The World Health Organization defines quality of life as an individual’s perception of their position in life, in terms of their culture and values, goals, expectations, personal standards and concerns. Interestingly, it does not mention happiness or, on the other end, loneliness..
The United Arab Emirates has appointed a minister of happiness. Ohood Bint Khalfan Al Roumi is Minister of State for Happiness for UAE, a role created in 2016. “This is serious business for the government,” she said during an interview. “What is the purpose of government if it does not work toward the happiness of the people? It’s the duty and role of the government to create the right conditions for people to choose to be happy.” “We have no intention as a government to impose happiness, or mandate it, or force it,” she added. “We’re just doing the right thing for our people . . . so they can have a better life.”
She sent 60 chief happiness and positivity officers to the Haas School of Business and the Greater Good Science Center at UC Berkeley and to Oxford University’s Mindfulness Center and the What Works Center for Wellbeing in the U.K., to be trained in how to create a more positive workforce and, ultimately, a more joyful nation.
Al Roumi unveiled a Happiness Patrol as well. Instead of handing out traffic tickets, police reward law-abiding motorists with gift vouchers and credit to their cell phones.
In England in 2010 they appointed a minister of loneliness. More than nine million people in their country often or always feel lonely. They wanted to confront this challenge for society and for all to take action to address the loneliness endured by the elderly, by carers, by those who have lost loved ones – people who have no one to talk to or share their thoughts and experiences with. According to their government’s research, about 200,000 elderly people in their country have not had a conversation with a friend or a relative in more than a month.
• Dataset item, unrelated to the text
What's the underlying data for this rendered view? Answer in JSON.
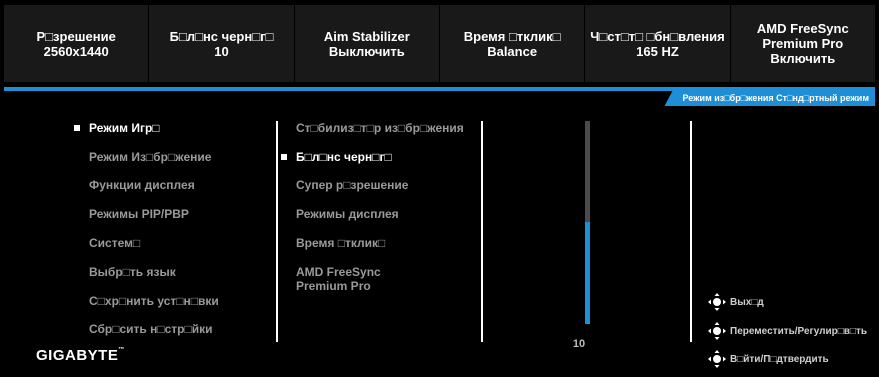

A study in 2010 looked at the quality of life and career-sustaining behaviours among professionals. They discovered what ranked highest to function effectively and maintain a positive attitude.
1. Spend time with partner/family
2. Maintain a sense of humor
3. Maintain balance between professional and personal lives
4. Maintain self-awareness
5. Reflect on positive experiences
6. Engage in quiet leisure activities
7. Try to maintain objectivity about clients
8. Maintain professional identity
What had some of the lowest endorsements?
1. Use of substance to relax
2. Discuss work frustration with friends
3. Engage in formal relaxation activities
Here are the career-sustaining behaviours that related to those who also had a high wellness score.
1. Engage in physical activities
2. Use positive self-talk
3. Turn to spiritual beliefs
4. Spend time in self-reflection
5. Participate in continuing education
In conclusion, they found overall greater wellness translates to dramatically improved professional quality of life. Clearly, these types of self-care strategies are important for personal and professional quality of life.